IOM Yemen Annual Report 2020


IOM takes a strong needs-based approach to its work in Yemen in order to reach the most vulnerable migrant, displaced and host communities. In 2020, through an integrated multisector response, the Organization continued to expand its support in underserved locations where access to communities is possible.
With a presence established during the previous year, IOM enhanced its operations in Ma’rib where the highest number of persons were newly displaced to in 2020 and which hosts Yemen’s largest displacement site. Additionally, throughout the year, thousands of migrants were stranded in the governorate and in need of assistance, as a result of the COVID-19 pandemic.

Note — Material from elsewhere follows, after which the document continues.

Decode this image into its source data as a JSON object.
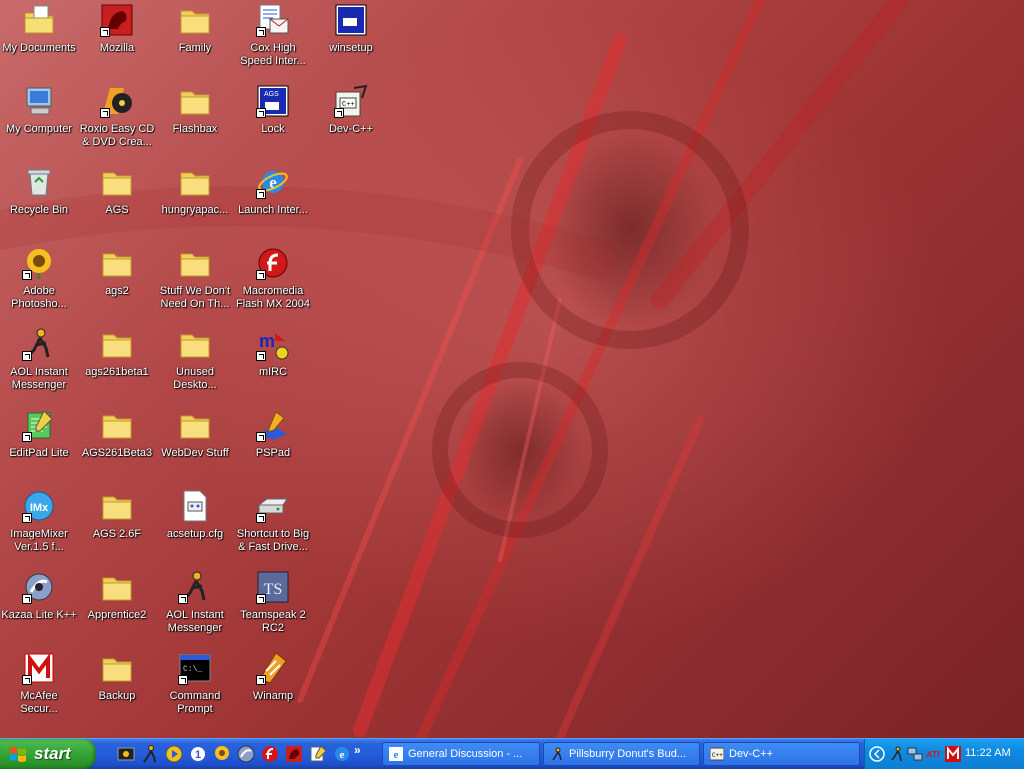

The Organization also began assessments in the west coast part of the country, aiming at establishing a presence there— based out of Al Makha—where there are high needs and major gaps. Assessments were carried out throughout the year by all teams, engaging target communities, to inform the Organization’s response and to target vulnerable communities where there is a likelihood of humanitarian needs increasing due to receiving large numbers of displaced people, returnees, migrants or other vulnerable groups. These assessments were not just carried out in new locations of work like Al Makha but also in relation to all programmes carried out by IOM, for example, by the Aden team which also serves the neighbouring governorates. During project implementation, beneficiaries continue to be involved in the shaping of the project and have the ability to provide feedback to IOM via its field teams or independently to its community feedback hotline consisting of a phone number, email and social media. However, in some locations, particularly in northern governorates, project assessments and monitoring, along with implementation and movements, were not possible in 2020. As a result, IOM had to re-assess its operational presence in areas covered by its Al Hodeidah and Sana’a offices. In these locations, it has been challenging for IOM teams to visit project locations, verify beneficiaries and implement programmes in line with international humanitarian response guidelines. The Organization had to take the difficult step to close its sub-office in Al Hodeidah and reduce staff numbers in Sana’a. Should operational constraints be lifted, IOM hopes that activities and staffing can be increased again in the future.